A unique property of Absinthe is that its flavor profile stems from the Holy Trinity of herbs: anise, fennel, and wormwood. This holy trinity of herbs blends to produce absinthe's compelling flavor.
Wormwood creates the singular flavor profile that makes Absinthe particularly memorable. Known in the scientific world as Artemesia absinthium, this poignant herb contains a substance called thujone. Thujone was blamed for “absinthism,” however, modern science in the early 2000s has proven that absinthe contains no thujones because the wormwood has been distilled. I like to say that thujone is fake news.
Most notably, the combination that provides a licorice overtone comes from aniseed and fennel. Strengthened by the bitter addition of wormwood, absinthe's vibrant flavor is created when these ingredients collide. Absinthe has a smooth, delicate, and floral taste when distilled properly.
My Absinthe Absinthia Absinthe is based on vintage Swiss recipes and relies on organic ingredients grown in California and Oregon.
How is Absinthe Made?
Brad Plummer, founder of Coastal Spirits, bottling my new cask barrel aged absinthe!
To make absinthe the holy trinity of herbs - wormwood, anise, and fennel - is distilled with an alcohol base. I use a grape neutral spirit. During the distillation process, the liquid becomes packed with the herbs' characteristics and oils, causing the herbs to discharge their essence.
The distiller then reduces the liquid down to whatever proof the absinthe is supposed to be. Absinthe at this step in the process is a clear or transparent color. This can be bottled as an absinthe blanche, and louches a pretty milky blue-white.

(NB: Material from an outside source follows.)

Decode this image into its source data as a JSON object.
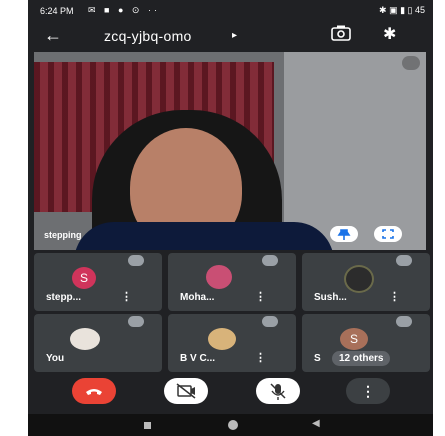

The next step is to add more herbs to the spirit and allow the chlorophyll from the leaves to brighten the color, also known as maceration. I liken this process to steeping tea because the herbs colorize and flavor the liquid. This process is how absinthe gets its memorable green color.
Absinthe is a lush and full-bodied spirit. It is distilled from freshly dried and organic herbs that I've selected with care. I produce my absinthe using the vintage Swiss recipe and work with a local artisan distiller, Brad Plummer, founder of Coastal Spirits. Brad is an award winning gin distiller. Did you know that Gin and Absinthe have similar distilling processes? Brad masterfully distills and supervises the absinthe distilling process. He ensures the quality of each batch of absinthe, plus he’s a fantastic person to work with.
I'm proud to announce my newest absinthe addition - cask barrel aged for 6 months in American Oak with light filtering only using all natural (non synthetic) filter media cellulose, diatomaceous earth. This absinthe has a vanilla and creamy flavor profile with a mellow character. Perfect for cocktails or sipping alone with a splash of water. Look for this exciting new addition of absinthe in my shop mid-February 2022!
Are you ready to add absinthe to your home bar collection? Grab a bottle of my handcrafted Absinthe here.
And be sure to check out my library of Absinthe Cocktail Recipes.
Looking for the flavor of absinthe without the alcohol? Try my small-batch handcrafted syrup Fairy Dust with a splash of lemon juice topped with seltzer.